__How to complete this task__
From the first line to the last, give the records again exactly.

[Items from a data source]
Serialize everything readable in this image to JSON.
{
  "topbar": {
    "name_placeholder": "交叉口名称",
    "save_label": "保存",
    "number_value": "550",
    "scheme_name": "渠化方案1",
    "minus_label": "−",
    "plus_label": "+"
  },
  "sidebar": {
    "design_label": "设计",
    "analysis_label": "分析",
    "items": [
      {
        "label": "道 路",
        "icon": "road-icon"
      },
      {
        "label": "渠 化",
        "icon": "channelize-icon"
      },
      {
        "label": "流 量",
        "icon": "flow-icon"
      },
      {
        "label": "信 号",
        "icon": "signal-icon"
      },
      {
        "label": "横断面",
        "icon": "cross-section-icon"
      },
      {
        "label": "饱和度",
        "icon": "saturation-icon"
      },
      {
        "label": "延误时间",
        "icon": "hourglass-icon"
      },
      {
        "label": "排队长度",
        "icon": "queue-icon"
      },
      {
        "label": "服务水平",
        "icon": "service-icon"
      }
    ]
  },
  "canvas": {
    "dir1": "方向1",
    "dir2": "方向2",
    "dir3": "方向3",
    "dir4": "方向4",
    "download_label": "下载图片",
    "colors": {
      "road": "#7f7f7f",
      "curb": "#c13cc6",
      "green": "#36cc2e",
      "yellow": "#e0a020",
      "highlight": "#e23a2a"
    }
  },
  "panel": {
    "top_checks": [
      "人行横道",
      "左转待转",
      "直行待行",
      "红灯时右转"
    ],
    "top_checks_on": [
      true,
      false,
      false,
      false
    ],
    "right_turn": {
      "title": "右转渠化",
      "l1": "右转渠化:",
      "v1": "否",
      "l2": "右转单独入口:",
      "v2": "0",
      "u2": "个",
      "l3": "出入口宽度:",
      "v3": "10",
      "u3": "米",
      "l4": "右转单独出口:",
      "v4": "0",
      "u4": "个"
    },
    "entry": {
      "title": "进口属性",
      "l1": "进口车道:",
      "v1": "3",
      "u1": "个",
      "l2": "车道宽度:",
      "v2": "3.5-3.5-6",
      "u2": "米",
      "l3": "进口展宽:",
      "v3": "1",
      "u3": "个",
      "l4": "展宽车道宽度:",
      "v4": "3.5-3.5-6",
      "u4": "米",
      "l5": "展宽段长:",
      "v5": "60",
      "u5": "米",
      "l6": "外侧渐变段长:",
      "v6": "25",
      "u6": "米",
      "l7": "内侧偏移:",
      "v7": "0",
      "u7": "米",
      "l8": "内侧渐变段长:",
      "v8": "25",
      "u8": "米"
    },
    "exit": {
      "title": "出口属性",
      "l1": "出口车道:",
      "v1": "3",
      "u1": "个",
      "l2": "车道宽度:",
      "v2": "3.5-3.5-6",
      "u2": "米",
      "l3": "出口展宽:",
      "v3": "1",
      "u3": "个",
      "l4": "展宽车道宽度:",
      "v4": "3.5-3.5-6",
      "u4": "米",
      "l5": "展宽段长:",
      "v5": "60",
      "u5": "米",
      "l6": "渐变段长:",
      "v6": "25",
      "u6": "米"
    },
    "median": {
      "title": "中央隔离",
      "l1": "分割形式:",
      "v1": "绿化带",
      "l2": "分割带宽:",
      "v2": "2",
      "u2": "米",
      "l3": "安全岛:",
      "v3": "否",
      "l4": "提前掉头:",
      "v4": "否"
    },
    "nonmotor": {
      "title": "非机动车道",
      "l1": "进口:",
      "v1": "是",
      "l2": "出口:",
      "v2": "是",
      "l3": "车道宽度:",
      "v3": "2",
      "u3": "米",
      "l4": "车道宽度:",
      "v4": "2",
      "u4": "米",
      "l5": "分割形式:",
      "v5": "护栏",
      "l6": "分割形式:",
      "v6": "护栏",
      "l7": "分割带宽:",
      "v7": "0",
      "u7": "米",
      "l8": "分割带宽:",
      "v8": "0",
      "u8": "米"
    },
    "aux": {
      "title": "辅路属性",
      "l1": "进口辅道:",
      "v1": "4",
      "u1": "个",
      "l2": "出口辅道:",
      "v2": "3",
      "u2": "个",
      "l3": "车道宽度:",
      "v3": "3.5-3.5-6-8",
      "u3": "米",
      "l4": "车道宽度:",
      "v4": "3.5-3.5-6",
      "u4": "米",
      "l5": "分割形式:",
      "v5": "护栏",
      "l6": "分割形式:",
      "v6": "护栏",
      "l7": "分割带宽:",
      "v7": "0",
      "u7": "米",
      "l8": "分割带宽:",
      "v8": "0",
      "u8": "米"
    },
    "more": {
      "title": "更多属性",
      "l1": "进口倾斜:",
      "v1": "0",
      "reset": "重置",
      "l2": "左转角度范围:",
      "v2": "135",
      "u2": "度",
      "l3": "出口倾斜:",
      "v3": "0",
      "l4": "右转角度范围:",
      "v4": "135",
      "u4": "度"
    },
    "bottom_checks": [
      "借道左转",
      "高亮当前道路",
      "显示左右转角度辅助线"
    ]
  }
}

__Written reply__
Serialize everything readable in this image to JSON.
{
  "topbar": {
    "name_placeholder": "交叉口名称",
    "save_label": "保存",
    "number_value": "550",
    "scheme_name": "渠化方案1",
    "minus_label": "−",
    "plus_label": "+"
  },
  "sidebar": {
    "design_label": "设计",
    "analysis_label": "分析",
    "items": [
      {
        "label": "道 路",
        "icon": "road-icon"
      },
      {
        "label": "渠 化",
        "icon": "channelize-icon"
      },
      {
        "label": "流 量",
        "icon": "flow-icon"
      },
      {
        "label": "信 号",
        "icon": "signal-icon"
      },
      {
        "label": "横断面",
        "icon": "cross-section-icon"
      },
      {
        "label": "饱和度",
        "icon": "saturation-icon"
      },
      {
        "label": "延误时间",
        "icon": "hourglass-icon"
      },
      {
        "label": "排队长度",
        "icon": "queue-icon"
      },
      {
        "label": "服务水平",
        "icon": "service-icon"
      }
    ]
  },
  "canvas": {
    "dir1": "方向1",
    "dir2": "方向2",
    "dir3": "方向3",
    "dir4": "方向4",
    "download_label": "下载图片",
    "colors": {
      "road": "#7f7f7f",
      "curb": "#c13cc6",
      "green": "#36cc2e",
      "yellow": "#e0a020",
      "highlight": "#e23a2a"
    }
  },
  "panel": {
    "top_checks": [
      "人行横道",
      "左转待转",
      "直行待行",
      "红灯时右转"
    ],
    "top_checks_on": [
      true,
      false,
      false,
      false
    ],
    "right_turn": {
      "title": "右转渠化",
      "l1": "右转渠化:",
      "v1": "否",
      "l2": "右转单独入口:",
      "v2": "0",
      "u2": "个",
      "l3": "出入口宽度:",
      "v3": "10",
      "u3": "米",
      "l4": "右转单独出口:",
      "v4": "0",
      "u4": "个"
    },
    "entry": {
      "title": "进口属性",
      "l1": "进口车道:",
      "v1": "3",
      "u1": "个",
      "l2": "车道宽度:",
      "v2": "3.5-3.5-6",
      "u2": "米",
      "l3": "进口展宽:",
      "v3": "1",
      "u3": "个",
      "l4": "展宽车道宽度:",
      "v4": "3.5-3.5-6",
      "u4": "米",
      "l5": "展宽段长:",
      "v5": "60",
      "u5": "米",
      "l6": "外侧渐变段长:",
      "v6": "25",
      "u6": "米",
      "l7": "内侧偏移:",
      "v7": "0",
      "u7": "米",
      "l8": "内侧渐变段长:",
      "v8": "25",
      "u8": "米"
    },
    "exit": {
      "title": "出口属性",
      "l1": "出口车道:",
      "v1": "3",
      "u1": "个",
      "l2": "车道宽度:",
      "v2": "3.5-3.5-6",
      "u2": "米",
      "l3": "出口展宽:",
      "v3": "1",
      "u3": "个",
      "l4": "展宽车道宽度:",
      "v4": "3.5-3.5-6",
      "u4": "米",
      "l5": "展宽段长:",
      "v5": "60",
      "u5": "米",
      "l6": "渐变段长:",
      "v6": "25",
      "u6": "米"
    },
    "median": {
      "title": "中央隔离",
      "l1": "分割形式:",
      "v1": "绿化带",
      "l2": "分割带宽:",
      "v2": "2",
      "u2": "米",
      "l3": "安全岛:",
      "v3": "否",
      "l4": "提前掉头:",
      "v4": "否"
    },
    "nonmotor": {
      "title": "非机动车道",
      "l1": "进口:",
      "v1": "是",
      "l2": "出口:",
      "v2": "是",
      "l3": "车道宽度:",
      "v3": "2",
      "u3": "米",
      "l4": "车道宽度:",
      "v4": "2",
      "u4": "米",
      "l5": "分割形式:",
      "v5": "护栏",
      "l6": "分割形式:",
      "v6": "护栏",
      "l7": "分割带宽:",
      "v7": "0",
      "u7": "米",
      "l8": "分割带宽:",
      "v8": "0",
      "u8": "米"
    },
    "aux": {
      "title": "辅路属性",
      "l1": "进口辅道:",
      "v1": "4",
      "u1": "个",
      "l2": "出口辅道:",
      "v2": "3",
      "u2": "个",
      "l3": "车道宽度:",
      "v3": "3.5-3.5-6-8",
      "u3": "米",
      "l4": "车道宽度:",
      "v4": "3.5-3.5-6",
      "u4": "米",
      "l5": "分割形式:",
      "v5": "护栏",
      "l6": "分割形式:",
      "v6": "护栏",
      "l7": "分割带宽:",
      "v7": "0",
      "u7": "米",
      "l8": "分割带宽:",
      "v8": "0",
      "u8": "米"
    },
    "more": {
      "title": "更多属性",
      "l1": "进口倾斜:",
      "v1": "0",
      "reset": "重置",
      "l2": "左转角度范围:",
      "v2": "135",
      "u2": "度",
      "l3": "出口倾斜:",
      "v3": "0",
      "l4": "右转角度范围:",
      "v4": "135",
      "u4": "度"
    },
    "bottom_checks": [
      "借道左转",
      "高亮当前道路",
      "显示左右转角度辅助线"
    ]
  }
}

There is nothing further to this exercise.